My philosophy partly comes from my Polynesian heritage - growing up, it was always about family, whanau and community, rather than an individualistic approach. Everything is community.
I started learning to play the violin when I was five years old, taking lessons and playing in orchestras. A lot of my training was done with the Manukau Symphony Orchestra, where I got to play alongside some amazing musicians and also learn to relate to people of all different ages from all over the world. Respect is a two-way thing, and sometimes it’s as simple as unlearning what you think you know about a certain culture and just listening without judging.

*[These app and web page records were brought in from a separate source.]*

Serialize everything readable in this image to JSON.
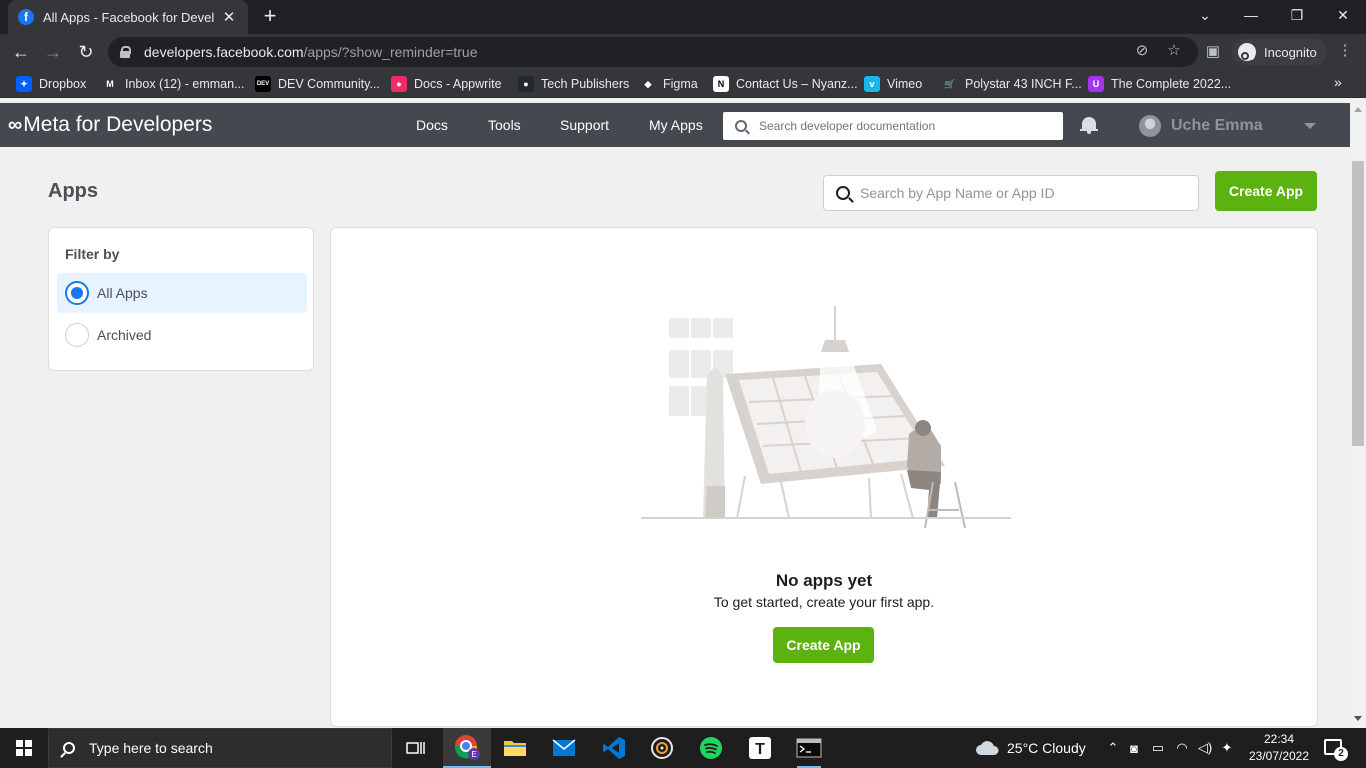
{
  "browser": {
    "tab_title": "All Apps - Facebook for Developers",
    "tab_favicon_letter": "f",
    "url_host": "developers.facebook.com",
    "url_path": "/apps/?show_reminder=true",
    "incognito_label": "Incognito"
  },
  "bookmarks": [
    {
      "label": "Dropbox",
      "icon": "dropbox-icon",
      "color": "#0061ff",
      "glyph": "✦"
    },
    {
      "label": "Inbox (12) - emman...",
      "icon": "gmail-icon",
      "color": "#35363a",
      "glyph": "M"
    },
    {
      "label": "DEV Community...",
      "icon": "dev-icon",
      "color": "#000000",
      "glyph": "DEV"
    },
    {
      "label": "Docs - Appwrite",
      "icon": "appwrite-icon",
      "color": "#f02e65",
      "glyph": "●"
    },
    {
      "label": "Tech Publishers",
      "icon": "github-icon",
      "color": "#24292e",
      "glyph": "●"
    },
    {
      "label": "Figma",
      "icon": "figma-icon",
      "color": "#35363a",
      "glyph": "◆"
    },
    {
      "label": "Contact Us – Nyanz...",
      "icon": "notion-icon",
      "color": "#ffffff",
      "glyph": "N"
    },
    {
      "label": "Vimeo",
      "icon": "vimeo-icon",
      "color": "#1ab7ea",
      "glyph": "v"
    },
    {
      "label": "Polystar 43 INCH F...",
      "icon": "cart-icon",
      "color": "#35363a",
      "glyph": "🛒"
    },
    {
      "label": "The Complete 2022...",
      "icon": "udemy-icon",
      "color": "#a435f0",
      "glyph": "U"
    }
  ],
  "bookmarks_overflow": "»",
  "meta_nav": {
    "logo_text": "Meta for Developers",
    "links": [
      "Docs",
      "Tools",
      "Support",
      "My Apps"
    ],
    "search_placeholder": "Search developer documentation",
    "user_name": "Uche Emma"
  },
  "page": {
    "title": "Apps",
    "search_placeholder": "Search by App Name or App ID",
    "create_app_label": "Create App",
    "filter": {
      "heading": "Filter by",
      "options": [
        {
          "label": "All Apps",
          "selected": true
        },
        {
          "label": "Archived",
          "selected": false
        }
      ]
    },
    "empty_state": {
      "title": "No apps yet",
      "subtitle": "To get started, create your first app.",
      "button_label": "Create App"
    }
  },
  "taskbar": {
    "search_placeholder": "Type here to search",
    "weather": "25°C  Cloudy",
    "time": "22:34",
    "date": "23/07/2022",
    "notification_count": "2"
  },
  "colors": {
    "accent_green": "#5cb20e",
    "meta_nav_bg": "#444950",
    "radio_blue": "#1877f2"
  }
}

I hope my students perceive me as a passionate lover of music. That's actually what I am. I love music, and being able to share it either on the stage or in the classroom is the most beautiful thing for me. I’m passionate about music, and I’m also passionate about them. I care for them as humans first before as musicians.

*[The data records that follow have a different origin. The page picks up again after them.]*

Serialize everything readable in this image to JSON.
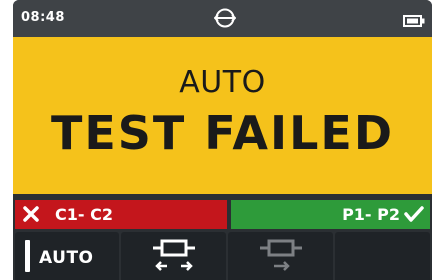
{
  "status_bar": {
    "time": "08:48",
    "connection_icon": "link-icon",
    "battery_icon": "battery-icon"
  },
  "main": {
    "mode": "AUTO",
    "result": "TEST FAILED",
    "background_color": "#f5c21b"
  },
  "pairs": {
    "fail": {
      "label": "C1- C2",
      "icon": "x-icon",
      "color": "#c4161c"
    },
    "pass": {
      "label": "P1- P2",
      "icon": "check-icon",
      "color": "#2e9b3a"
    }
  },
  "softkeys": [
    {
      "label": "AUTO",
      "icon": "mode-bar-icon"
    },
    {
      "label": "",
      "icon": "wiremap-bidirectional-icon"
    },
    {
      "label": "",
      "icon": "wiremap-single-icon"
    },
    {
      "label": "",
      "icon": ""
    }
  ]
}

In my classroom, I want my students to feel safe. I’ve got a playlist for every class – the students fill out a survey for me that asks who their favourite artists and bands are, and their favourite songs. I collate all of that and create a playlist on Spotify, which I play as they’re walking into class. I want them to enjoy coming to class. For me, I love playing my music, and if I’m hearing the music that I love, I’m going to have a good time. I try and engage them that way, right from when they walk in.

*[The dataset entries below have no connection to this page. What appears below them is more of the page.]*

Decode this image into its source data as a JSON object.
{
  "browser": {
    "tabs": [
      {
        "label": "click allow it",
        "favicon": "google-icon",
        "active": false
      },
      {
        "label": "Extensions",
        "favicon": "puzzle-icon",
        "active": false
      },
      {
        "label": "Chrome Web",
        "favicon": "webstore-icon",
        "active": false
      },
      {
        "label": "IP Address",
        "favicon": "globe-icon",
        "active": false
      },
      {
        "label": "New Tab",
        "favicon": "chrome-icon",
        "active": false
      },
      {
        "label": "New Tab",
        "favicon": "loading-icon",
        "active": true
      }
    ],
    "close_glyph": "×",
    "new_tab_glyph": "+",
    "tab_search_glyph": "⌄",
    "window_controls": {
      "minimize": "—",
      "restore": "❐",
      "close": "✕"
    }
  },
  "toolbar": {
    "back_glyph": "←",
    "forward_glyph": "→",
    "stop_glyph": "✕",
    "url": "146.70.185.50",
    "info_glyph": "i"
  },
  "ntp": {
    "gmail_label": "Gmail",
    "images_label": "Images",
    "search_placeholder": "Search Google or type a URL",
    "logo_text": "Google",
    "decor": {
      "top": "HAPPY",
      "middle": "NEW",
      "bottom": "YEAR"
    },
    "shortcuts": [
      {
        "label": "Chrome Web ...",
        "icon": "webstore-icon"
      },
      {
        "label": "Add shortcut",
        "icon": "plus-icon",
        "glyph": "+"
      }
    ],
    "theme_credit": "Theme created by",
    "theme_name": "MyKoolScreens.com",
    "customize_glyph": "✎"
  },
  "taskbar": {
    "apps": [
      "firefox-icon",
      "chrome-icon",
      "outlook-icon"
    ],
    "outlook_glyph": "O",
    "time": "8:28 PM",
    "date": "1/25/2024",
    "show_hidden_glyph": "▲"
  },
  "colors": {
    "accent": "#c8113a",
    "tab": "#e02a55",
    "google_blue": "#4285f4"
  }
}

I use the same music for their learning as well – we’ll analyse the songs, look at the structure and so on. It means they’re more engaged because they really like that music and already listen to it. I just help them take that one step further, towards actively listening.Read more here